It’s like that Up North. For all the madness it takes to pack up a family of six and drive five hours to the north, it is so worth the effort. The breathability, the serenity, the sheer poetry of the lack of noise, the abundance of beauty and the wildlife that far out-populates the human traffic.
In a bookstore down the stairs from the streetfront, she found a book by a grad school classmate, who was now teaching poetry in the north.
It was only one of ten poetry books in the whole store. I guess poetry is appreciated in the landscape up here, so it doesn’t need to be written down, she thought.
But it made her sad.
If people would focus on the poetry – the still moments, the way her children sweetly stumbled to her in half-awake, leaning in for the hug, for example, or the unexpected treasure in a 1967 letter from her aunt at camp, about the riots in Detroit, worried about whether a theater would burn…

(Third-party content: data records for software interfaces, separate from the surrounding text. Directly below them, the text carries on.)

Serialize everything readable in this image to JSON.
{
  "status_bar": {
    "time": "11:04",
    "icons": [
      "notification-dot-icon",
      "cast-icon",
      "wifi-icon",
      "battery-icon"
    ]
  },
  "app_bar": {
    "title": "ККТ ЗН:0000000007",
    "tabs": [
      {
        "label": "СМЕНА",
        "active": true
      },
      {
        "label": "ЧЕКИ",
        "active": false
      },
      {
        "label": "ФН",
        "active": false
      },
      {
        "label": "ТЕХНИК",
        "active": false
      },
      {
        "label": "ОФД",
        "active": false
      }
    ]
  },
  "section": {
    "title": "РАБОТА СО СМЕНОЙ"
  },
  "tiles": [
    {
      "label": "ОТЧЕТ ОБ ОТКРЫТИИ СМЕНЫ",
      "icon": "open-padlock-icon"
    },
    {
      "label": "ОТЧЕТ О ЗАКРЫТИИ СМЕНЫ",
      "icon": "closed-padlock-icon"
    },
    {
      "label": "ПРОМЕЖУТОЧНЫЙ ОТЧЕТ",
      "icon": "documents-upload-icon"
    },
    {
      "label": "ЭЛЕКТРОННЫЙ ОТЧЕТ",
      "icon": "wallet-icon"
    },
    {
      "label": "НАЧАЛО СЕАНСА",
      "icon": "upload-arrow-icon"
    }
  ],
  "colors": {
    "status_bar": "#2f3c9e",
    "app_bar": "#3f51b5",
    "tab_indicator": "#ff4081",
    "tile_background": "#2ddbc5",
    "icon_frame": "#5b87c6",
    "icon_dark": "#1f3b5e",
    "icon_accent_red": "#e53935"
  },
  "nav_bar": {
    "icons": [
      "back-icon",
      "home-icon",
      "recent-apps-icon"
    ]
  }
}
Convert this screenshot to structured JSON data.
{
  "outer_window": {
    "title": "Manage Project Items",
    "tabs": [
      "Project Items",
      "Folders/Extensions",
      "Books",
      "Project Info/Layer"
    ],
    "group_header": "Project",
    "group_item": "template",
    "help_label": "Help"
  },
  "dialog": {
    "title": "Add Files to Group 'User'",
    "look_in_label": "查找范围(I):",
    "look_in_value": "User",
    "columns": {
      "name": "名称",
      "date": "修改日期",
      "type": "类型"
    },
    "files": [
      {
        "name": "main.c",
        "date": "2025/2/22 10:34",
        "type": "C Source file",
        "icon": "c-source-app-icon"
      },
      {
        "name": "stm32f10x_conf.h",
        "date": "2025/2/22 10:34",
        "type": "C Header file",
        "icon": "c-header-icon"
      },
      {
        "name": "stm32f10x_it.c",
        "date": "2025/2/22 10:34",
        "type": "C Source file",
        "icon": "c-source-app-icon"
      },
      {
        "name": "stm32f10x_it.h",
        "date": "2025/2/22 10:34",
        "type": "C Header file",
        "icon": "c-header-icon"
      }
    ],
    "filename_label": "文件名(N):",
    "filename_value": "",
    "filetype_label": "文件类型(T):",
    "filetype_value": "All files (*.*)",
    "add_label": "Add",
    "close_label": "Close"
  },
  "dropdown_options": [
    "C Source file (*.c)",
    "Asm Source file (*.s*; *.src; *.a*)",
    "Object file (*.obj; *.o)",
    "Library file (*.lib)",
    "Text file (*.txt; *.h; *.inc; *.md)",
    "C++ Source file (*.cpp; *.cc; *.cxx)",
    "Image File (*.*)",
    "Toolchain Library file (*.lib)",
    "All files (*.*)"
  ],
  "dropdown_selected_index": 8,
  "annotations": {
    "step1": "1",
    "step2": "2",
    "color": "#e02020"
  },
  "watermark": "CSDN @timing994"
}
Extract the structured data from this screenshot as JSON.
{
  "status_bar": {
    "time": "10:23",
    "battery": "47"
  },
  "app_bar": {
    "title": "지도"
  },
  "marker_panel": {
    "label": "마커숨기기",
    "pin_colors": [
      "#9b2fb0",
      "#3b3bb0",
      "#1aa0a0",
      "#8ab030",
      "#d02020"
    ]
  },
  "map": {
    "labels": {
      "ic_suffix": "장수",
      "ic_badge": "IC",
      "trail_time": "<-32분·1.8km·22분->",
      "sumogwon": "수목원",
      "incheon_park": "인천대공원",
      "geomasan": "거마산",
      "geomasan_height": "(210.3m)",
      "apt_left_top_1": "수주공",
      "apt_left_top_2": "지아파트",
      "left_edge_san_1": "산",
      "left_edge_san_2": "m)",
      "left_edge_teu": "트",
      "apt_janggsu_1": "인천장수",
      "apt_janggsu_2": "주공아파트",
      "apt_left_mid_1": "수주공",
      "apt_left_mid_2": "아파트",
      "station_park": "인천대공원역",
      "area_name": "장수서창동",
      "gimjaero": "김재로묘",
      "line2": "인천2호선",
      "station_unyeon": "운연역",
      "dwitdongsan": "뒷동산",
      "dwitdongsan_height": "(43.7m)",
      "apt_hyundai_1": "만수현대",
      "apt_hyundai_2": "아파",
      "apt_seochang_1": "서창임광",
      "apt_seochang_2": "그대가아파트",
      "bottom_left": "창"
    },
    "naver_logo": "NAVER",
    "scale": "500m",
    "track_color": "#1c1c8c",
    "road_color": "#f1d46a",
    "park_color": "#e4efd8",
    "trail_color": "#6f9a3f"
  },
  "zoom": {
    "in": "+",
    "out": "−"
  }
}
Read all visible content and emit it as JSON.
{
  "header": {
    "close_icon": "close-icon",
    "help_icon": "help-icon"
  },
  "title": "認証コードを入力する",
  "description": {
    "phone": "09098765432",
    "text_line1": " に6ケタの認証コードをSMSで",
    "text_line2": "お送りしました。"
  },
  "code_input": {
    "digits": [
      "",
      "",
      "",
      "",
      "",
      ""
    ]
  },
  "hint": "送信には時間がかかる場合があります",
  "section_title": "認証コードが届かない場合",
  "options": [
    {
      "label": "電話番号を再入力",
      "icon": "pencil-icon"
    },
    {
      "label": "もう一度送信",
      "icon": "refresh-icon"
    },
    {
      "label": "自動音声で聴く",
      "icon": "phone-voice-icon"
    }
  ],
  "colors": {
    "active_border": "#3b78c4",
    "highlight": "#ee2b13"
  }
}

If people would focus on the poetry, she thought, there could be no strife in the world. No acrimony. No fear, no perceived threat, no loneliness.
She knew people who functioned strictly from a place of malcontent and when she saw them coming, she switched to the other side of the road.
Poetry, yoga, it’s all about trying to see the individual moments. One breath after another. One smile from a person loved. One tear down a soft, satiny cheek. The sweet ache of lovemaking after a long week apart.
The personalities hardly matter.
It’s the stuff of flesh and blood, determining what is real from what is perceived. Perception fucks everything up. Reality is pretty damn good to live in.